• _Problem requirements_:
Tally the lines below containing the word "JSON" and give that total alone.

• _Excerpted data_:
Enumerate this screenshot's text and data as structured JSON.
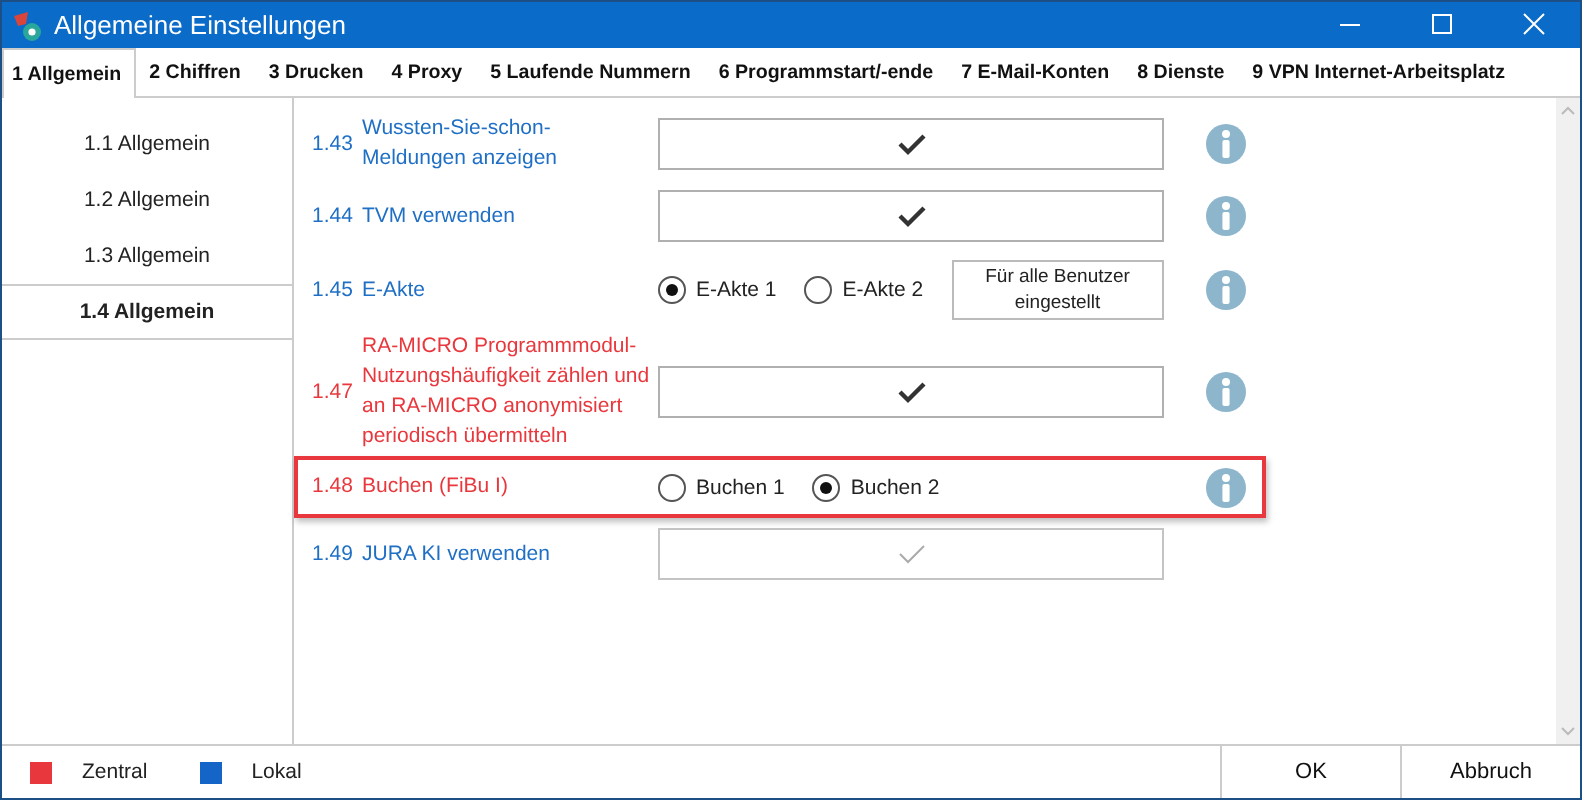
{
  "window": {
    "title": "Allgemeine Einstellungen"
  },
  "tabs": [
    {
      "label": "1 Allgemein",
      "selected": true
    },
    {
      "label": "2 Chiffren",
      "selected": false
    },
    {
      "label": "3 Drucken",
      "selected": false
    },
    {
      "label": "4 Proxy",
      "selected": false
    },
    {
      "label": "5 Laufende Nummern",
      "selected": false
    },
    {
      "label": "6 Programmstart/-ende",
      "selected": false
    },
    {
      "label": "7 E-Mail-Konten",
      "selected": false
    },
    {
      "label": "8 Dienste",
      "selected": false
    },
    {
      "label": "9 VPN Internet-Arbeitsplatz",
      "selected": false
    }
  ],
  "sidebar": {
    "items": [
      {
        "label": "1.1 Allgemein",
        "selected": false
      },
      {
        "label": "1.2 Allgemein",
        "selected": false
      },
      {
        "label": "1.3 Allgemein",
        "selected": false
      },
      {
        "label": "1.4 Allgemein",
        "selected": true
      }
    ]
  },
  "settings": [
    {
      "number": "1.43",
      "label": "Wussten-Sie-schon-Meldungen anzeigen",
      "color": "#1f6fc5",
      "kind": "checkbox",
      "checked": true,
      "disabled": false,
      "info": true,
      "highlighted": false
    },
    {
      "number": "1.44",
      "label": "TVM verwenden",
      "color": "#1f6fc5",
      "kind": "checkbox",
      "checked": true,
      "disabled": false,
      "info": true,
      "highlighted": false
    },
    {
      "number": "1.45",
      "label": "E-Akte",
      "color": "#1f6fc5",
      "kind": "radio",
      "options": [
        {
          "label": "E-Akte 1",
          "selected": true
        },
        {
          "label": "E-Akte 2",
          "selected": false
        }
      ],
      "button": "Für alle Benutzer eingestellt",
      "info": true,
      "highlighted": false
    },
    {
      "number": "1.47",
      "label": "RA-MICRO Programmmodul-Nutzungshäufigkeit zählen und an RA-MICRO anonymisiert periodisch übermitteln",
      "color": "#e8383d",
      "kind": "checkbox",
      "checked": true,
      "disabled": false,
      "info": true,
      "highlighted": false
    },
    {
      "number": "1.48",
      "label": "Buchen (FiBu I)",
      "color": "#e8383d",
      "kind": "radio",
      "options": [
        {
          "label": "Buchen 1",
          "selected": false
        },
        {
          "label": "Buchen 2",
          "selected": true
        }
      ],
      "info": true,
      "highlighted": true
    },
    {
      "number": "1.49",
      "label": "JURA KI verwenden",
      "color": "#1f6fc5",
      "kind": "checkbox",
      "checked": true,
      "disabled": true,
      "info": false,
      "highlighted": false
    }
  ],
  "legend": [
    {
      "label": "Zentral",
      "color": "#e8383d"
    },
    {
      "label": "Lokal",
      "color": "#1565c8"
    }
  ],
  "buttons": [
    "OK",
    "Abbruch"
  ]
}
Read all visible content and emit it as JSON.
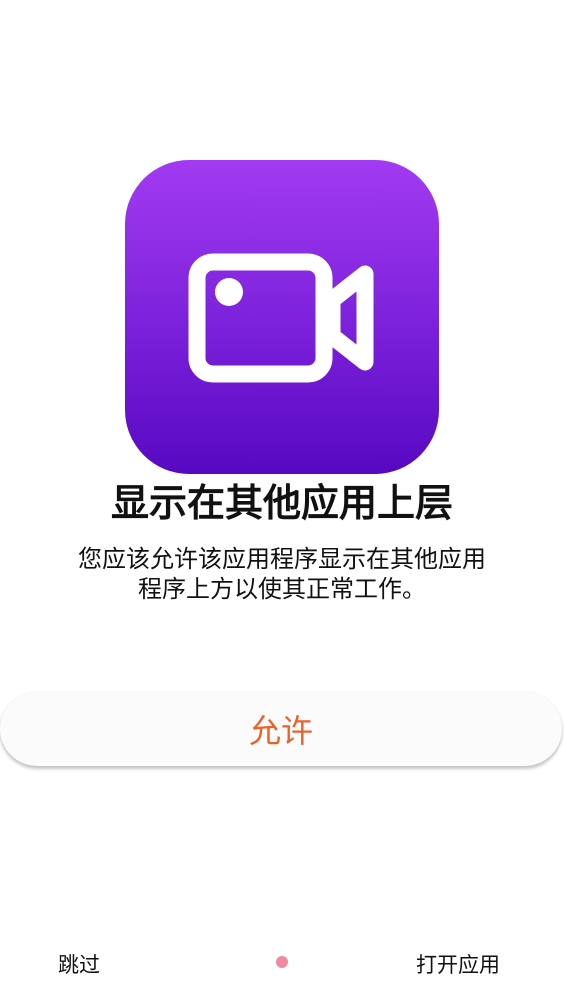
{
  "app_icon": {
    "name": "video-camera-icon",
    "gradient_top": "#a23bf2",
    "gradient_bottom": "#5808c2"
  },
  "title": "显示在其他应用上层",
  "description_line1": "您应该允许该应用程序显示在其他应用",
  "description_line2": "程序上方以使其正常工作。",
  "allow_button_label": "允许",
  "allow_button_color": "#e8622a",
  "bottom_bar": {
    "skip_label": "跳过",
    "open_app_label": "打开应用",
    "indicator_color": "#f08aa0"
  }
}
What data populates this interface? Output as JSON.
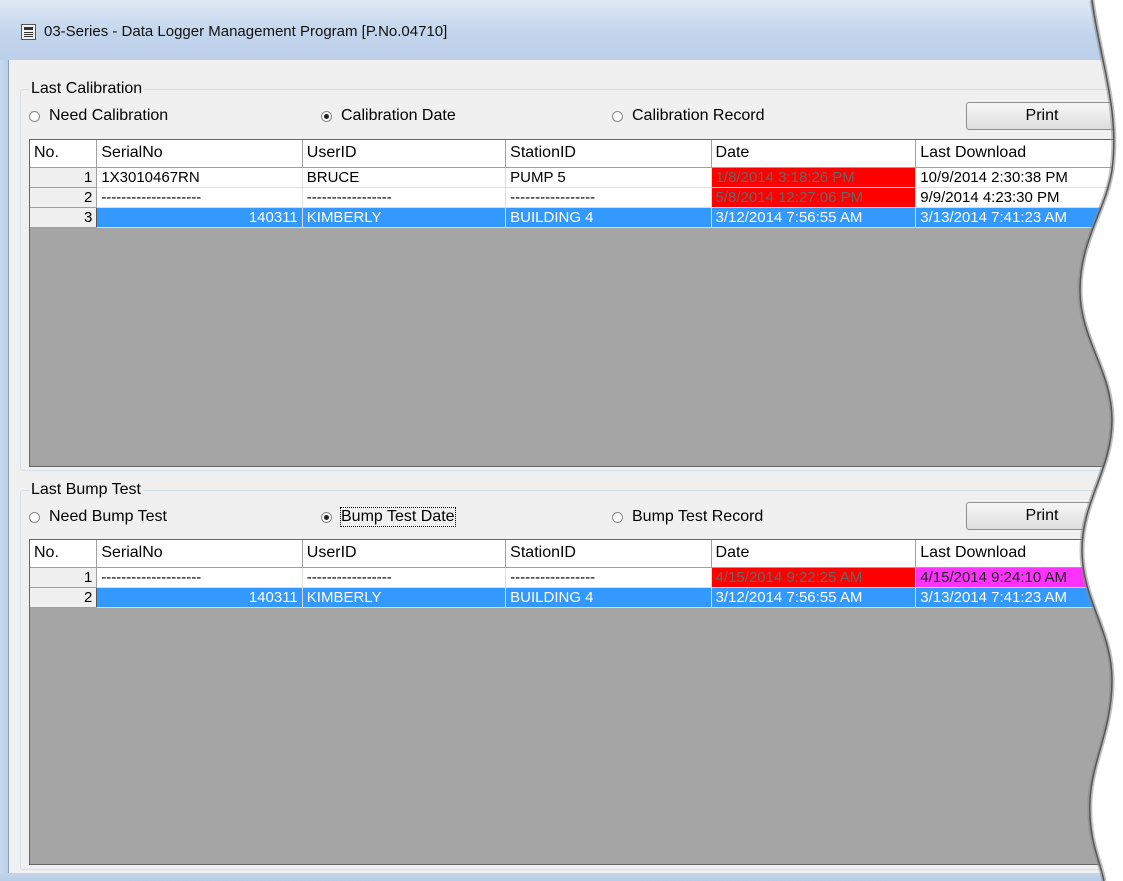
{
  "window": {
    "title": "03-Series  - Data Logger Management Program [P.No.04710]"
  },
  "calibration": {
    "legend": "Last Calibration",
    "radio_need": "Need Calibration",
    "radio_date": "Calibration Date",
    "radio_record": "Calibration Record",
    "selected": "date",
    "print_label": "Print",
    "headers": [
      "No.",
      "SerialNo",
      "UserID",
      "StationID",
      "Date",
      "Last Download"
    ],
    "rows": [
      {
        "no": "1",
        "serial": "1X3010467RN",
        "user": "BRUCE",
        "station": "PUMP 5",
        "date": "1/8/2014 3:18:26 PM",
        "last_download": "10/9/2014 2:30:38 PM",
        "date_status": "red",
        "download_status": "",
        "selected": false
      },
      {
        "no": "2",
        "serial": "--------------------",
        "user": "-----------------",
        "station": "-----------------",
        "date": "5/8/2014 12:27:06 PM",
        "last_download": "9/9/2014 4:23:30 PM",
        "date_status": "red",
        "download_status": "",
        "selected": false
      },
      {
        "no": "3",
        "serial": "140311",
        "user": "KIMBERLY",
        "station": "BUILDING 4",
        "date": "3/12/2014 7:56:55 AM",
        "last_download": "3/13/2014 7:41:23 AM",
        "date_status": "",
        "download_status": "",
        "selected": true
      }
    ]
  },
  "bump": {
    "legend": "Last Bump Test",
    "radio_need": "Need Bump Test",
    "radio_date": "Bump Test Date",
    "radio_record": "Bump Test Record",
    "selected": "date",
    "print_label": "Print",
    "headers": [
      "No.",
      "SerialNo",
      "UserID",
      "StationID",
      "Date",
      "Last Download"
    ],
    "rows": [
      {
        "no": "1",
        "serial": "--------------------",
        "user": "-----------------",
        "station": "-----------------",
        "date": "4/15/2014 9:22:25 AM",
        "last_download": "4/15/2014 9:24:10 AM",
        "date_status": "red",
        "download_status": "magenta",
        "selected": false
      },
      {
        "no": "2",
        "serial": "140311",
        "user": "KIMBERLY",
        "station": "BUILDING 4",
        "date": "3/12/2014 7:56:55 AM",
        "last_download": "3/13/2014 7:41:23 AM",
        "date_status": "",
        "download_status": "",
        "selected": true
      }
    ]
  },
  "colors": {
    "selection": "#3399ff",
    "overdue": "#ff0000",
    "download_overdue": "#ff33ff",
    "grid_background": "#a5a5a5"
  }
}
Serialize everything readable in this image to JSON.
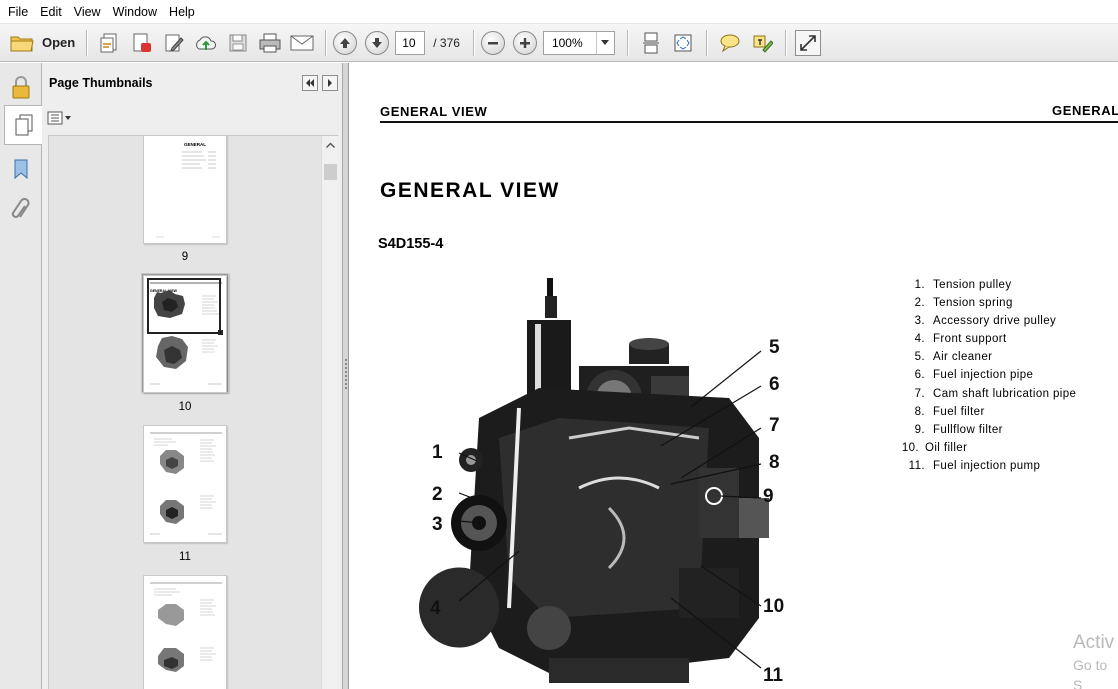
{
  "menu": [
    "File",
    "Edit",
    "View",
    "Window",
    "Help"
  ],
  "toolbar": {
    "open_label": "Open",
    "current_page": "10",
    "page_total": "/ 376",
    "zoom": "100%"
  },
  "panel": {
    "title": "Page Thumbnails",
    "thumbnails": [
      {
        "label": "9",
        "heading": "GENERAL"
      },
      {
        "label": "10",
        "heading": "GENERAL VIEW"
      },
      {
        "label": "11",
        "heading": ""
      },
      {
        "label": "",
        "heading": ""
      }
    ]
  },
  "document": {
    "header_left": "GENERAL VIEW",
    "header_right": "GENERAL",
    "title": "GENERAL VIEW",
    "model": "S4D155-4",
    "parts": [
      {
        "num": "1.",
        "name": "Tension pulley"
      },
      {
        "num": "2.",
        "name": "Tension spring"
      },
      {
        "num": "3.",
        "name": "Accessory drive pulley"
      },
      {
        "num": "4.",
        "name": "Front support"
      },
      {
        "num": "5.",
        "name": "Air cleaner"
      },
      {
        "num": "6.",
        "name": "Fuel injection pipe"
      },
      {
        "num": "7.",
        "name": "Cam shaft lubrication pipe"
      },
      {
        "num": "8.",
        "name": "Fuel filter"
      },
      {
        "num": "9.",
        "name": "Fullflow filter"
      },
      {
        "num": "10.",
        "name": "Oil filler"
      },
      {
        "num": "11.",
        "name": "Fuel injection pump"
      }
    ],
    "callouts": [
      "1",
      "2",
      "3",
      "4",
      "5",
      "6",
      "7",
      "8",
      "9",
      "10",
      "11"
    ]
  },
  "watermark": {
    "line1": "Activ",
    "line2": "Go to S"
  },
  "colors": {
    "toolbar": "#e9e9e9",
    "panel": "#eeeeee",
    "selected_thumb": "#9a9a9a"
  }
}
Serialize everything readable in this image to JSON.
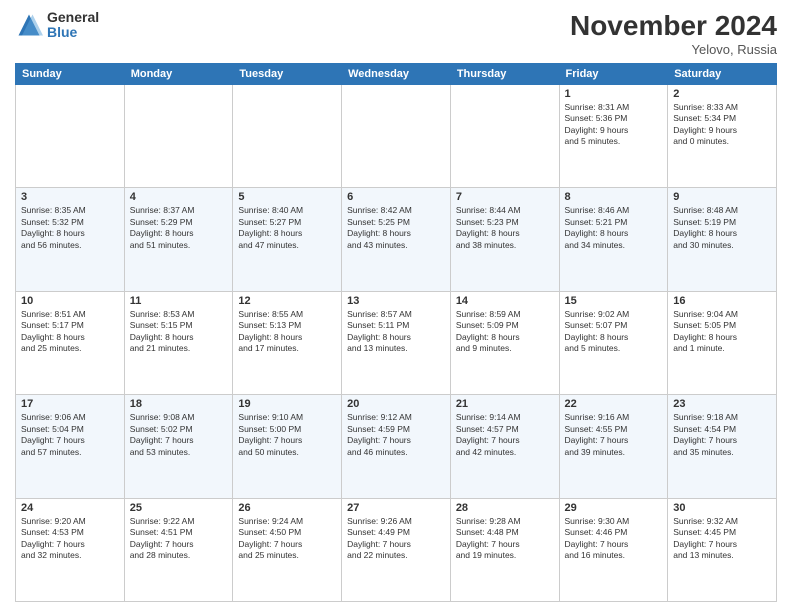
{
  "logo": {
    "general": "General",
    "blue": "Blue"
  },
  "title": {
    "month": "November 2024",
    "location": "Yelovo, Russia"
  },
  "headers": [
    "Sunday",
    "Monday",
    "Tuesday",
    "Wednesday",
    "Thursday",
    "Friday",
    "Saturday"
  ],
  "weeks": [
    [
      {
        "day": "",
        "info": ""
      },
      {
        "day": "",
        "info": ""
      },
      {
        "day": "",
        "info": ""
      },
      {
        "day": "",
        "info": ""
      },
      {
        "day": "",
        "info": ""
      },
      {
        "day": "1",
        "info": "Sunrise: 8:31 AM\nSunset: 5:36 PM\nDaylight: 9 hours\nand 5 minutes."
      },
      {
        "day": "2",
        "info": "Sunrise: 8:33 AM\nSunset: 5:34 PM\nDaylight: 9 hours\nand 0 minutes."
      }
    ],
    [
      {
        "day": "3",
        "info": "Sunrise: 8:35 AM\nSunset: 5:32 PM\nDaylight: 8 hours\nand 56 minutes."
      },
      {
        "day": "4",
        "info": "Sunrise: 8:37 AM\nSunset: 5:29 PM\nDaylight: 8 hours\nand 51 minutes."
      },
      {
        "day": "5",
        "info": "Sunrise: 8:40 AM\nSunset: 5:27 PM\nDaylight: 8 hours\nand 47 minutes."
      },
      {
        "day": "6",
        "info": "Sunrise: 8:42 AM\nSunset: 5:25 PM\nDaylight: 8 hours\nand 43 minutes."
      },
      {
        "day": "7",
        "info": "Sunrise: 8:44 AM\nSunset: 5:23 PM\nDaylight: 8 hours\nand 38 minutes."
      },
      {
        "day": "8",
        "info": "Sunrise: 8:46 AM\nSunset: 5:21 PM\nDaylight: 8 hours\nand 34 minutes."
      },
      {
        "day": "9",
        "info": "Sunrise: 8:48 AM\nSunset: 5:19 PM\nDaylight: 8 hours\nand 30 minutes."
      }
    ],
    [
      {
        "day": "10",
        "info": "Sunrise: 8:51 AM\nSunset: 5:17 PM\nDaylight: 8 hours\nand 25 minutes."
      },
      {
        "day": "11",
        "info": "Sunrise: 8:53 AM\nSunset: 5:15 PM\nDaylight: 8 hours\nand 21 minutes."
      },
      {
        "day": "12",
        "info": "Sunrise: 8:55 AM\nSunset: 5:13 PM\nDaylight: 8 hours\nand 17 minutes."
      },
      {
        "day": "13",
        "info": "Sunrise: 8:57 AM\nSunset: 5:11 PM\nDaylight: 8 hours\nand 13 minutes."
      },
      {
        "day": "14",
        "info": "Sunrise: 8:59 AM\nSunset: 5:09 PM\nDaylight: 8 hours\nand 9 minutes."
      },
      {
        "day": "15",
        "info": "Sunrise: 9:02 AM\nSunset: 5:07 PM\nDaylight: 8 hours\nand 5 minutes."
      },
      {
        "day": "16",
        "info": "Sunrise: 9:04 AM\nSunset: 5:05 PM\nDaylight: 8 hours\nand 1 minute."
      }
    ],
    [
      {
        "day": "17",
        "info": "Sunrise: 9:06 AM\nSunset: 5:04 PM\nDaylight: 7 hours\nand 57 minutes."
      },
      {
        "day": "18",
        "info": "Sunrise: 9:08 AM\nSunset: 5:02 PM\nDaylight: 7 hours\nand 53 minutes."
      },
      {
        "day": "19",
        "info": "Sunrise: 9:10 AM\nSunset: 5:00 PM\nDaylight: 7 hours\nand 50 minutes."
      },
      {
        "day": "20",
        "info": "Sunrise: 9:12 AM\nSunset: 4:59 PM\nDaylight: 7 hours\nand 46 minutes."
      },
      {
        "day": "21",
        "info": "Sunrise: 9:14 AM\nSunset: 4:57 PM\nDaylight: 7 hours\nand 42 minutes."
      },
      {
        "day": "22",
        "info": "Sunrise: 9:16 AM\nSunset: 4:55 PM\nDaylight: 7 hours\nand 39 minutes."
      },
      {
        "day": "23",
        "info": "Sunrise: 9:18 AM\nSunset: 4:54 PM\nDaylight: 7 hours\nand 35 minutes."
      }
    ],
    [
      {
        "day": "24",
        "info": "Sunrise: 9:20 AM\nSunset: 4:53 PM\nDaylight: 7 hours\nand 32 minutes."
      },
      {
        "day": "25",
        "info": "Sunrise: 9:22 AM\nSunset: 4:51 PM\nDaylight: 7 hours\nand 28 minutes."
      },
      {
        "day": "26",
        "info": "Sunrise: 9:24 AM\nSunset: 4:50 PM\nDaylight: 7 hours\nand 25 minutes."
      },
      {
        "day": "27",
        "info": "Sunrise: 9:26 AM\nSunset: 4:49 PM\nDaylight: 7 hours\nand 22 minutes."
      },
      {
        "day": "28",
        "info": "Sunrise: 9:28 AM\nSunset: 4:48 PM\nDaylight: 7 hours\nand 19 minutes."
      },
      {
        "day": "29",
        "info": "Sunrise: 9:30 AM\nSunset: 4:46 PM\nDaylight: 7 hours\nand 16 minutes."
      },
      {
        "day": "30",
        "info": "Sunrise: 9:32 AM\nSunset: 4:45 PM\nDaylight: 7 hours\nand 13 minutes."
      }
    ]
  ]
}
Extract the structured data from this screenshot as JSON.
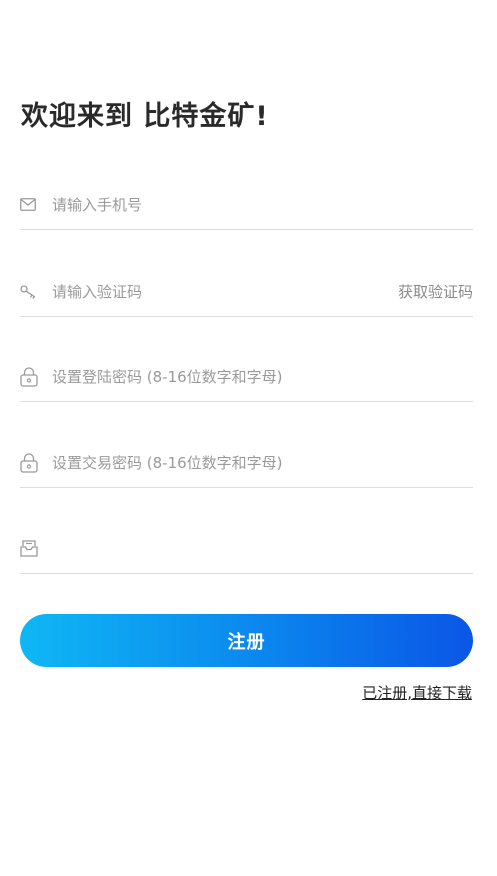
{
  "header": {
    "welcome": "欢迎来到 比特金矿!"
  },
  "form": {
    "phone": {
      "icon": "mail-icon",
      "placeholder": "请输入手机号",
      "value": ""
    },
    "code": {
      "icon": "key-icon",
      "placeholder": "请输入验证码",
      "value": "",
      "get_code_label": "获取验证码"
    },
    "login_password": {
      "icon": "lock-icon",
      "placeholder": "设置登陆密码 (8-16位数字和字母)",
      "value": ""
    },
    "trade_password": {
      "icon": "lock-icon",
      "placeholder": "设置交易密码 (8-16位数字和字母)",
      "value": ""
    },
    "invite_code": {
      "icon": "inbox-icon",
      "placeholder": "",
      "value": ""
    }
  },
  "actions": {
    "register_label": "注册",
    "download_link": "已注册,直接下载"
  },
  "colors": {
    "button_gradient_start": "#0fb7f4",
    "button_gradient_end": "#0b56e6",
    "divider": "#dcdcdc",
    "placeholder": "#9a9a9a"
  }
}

• _Answer space_:
6